EXERCISE DIRECTIONS: Report back every line from the entries below in which the word "image" occurs.

SUPPLIED RECORDS:
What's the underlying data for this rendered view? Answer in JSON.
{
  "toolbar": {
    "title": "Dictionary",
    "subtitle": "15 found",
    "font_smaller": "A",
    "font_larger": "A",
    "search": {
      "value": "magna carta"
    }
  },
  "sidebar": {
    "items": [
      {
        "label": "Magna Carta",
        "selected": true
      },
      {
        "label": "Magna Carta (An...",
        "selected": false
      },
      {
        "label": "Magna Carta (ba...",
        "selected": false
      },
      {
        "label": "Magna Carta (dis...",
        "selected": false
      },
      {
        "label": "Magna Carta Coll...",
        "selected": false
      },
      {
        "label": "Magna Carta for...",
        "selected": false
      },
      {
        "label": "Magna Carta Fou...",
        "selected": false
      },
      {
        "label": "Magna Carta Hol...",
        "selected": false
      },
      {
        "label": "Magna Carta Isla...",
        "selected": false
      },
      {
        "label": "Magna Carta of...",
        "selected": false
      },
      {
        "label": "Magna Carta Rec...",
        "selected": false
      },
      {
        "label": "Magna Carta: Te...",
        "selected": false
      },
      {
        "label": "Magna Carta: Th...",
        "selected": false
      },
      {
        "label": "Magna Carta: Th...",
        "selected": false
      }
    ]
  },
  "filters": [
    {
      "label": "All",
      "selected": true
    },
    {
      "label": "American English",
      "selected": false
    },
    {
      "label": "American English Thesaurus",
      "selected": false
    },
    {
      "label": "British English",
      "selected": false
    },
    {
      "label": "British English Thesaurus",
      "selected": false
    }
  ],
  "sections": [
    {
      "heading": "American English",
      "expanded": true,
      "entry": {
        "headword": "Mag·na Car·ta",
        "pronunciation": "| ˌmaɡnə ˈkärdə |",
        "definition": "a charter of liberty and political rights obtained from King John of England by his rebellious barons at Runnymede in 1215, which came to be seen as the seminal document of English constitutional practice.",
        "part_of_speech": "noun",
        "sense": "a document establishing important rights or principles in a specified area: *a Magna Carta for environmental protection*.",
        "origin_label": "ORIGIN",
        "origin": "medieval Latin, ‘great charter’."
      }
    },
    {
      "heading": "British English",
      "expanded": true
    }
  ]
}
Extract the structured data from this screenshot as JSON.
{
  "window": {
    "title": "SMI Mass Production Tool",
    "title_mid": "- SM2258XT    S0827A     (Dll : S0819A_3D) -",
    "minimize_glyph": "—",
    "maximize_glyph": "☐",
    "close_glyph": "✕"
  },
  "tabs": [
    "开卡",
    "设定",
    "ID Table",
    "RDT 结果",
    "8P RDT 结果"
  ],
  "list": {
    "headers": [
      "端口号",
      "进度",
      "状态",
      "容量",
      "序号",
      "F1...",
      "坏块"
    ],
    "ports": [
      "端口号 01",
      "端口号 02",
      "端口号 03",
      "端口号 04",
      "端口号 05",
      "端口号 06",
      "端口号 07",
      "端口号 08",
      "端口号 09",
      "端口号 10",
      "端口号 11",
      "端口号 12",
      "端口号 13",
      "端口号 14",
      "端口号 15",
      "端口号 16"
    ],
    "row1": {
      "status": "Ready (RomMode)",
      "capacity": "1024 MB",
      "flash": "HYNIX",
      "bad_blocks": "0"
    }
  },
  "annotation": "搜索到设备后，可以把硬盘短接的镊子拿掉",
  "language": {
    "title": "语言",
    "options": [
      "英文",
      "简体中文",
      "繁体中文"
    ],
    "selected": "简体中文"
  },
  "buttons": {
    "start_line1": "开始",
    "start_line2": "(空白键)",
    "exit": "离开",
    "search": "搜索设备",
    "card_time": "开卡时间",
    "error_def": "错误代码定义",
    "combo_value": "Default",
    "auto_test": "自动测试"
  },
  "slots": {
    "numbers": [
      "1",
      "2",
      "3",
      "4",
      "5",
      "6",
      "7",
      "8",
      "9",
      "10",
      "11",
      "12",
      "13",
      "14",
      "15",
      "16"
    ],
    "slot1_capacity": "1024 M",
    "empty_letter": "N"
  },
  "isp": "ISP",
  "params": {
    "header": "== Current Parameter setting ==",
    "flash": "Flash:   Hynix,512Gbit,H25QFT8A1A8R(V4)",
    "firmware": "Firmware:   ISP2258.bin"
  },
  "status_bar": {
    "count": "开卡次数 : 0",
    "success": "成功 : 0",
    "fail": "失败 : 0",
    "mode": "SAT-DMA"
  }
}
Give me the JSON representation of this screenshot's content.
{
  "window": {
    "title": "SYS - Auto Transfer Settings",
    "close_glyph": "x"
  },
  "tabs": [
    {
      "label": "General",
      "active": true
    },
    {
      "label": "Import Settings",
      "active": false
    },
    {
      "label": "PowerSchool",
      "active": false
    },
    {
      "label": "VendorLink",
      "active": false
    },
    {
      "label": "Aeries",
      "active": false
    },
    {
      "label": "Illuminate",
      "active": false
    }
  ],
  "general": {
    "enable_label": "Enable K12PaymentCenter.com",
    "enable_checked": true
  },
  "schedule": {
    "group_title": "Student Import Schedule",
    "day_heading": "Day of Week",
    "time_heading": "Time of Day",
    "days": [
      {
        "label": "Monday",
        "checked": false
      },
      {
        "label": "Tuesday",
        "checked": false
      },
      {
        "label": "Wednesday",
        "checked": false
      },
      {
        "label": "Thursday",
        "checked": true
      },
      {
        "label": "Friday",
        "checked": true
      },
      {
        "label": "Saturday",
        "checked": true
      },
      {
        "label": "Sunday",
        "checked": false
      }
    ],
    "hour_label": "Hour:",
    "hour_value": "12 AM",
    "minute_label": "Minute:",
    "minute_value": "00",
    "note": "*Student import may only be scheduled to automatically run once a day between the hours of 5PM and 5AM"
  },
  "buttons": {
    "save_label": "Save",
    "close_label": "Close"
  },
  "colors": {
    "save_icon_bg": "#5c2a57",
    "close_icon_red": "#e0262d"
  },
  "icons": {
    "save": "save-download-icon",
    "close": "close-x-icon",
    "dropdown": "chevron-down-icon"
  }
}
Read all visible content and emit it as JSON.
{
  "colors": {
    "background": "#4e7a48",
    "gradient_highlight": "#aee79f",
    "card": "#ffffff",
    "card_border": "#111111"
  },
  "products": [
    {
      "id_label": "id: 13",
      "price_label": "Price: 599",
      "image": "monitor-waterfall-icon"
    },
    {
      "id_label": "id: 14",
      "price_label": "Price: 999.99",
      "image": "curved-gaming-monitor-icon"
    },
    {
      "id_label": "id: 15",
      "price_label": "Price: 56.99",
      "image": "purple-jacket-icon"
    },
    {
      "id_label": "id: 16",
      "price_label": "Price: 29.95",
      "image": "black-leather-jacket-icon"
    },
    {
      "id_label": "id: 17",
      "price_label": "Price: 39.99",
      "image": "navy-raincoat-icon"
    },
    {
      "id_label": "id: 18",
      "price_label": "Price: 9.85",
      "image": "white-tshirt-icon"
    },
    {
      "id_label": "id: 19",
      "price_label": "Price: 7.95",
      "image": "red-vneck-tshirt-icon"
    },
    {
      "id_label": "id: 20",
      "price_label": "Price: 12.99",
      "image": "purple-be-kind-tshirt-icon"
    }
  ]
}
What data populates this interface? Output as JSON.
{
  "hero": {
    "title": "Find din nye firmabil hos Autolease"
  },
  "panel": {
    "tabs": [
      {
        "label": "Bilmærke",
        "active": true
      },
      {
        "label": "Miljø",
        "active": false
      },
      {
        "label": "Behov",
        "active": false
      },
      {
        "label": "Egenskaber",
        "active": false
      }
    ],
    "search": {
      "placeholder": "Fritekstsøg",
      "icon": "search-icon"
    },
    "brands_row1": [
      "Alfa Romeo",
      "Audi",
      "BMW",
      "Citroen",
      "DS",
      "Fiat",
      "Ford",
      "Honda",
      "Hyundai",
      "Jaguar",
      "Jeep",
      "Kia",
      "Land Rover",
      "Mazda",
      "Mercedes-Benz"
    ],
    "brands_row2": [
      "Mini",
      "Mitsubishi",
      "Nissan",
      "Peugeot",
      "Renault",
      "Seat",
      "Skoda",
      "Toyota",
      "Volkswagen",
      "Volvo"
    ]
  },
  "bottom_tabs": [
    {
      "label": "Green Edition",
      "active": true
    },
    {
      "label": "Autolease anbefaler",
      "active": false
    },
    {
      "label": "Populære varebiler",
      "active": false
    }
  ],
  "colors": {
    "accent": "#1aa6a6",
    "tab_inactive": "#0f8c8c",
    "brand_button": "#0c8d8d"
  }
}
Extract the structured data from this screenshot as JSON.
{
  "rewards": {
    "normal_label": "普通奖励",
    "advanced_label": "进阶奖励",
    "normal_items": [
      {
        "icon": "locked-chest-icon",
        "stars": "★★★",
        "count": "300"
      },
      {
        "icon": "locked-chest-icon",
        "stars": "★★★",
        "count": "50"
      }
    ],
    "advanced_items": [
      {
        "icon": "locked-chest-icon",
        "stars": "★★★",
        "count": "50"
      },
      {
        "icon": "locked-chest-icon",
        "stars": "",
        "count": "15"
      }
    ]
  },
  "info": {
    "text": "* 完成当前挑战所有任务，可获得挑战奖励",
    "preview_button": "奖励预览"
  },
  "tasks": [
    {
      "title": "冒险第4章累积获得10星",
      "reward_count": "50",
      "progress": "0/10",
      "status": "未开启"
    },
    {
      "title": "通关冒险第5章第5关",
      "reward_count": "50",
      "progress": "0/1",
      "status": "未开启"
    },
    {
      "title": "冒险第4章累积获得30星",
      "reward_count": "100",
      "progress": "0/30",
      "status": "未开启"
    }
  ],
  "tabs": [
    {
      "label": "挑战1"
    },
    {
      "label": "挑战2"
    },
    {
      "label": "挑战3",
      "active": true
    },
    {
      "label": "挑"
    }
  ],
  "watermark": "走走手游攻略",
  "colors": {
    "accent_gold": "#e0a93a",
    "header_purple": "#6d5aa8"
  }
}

ANSWER FOR THE TASK:
      "image": "monitor-waterfall-icon"
      "image": "curved-gaming-monitor-icon"
      "image": "purple-jacket-icon"
      "image": "black-leather-jacket-icon"
      "image": "navy-raincoat-icon"
      "image": "white-tshirt-icon"
      "image": "red-vneck-tshirt-icon"
      "image": "purple-be-kind-tshirt-icon"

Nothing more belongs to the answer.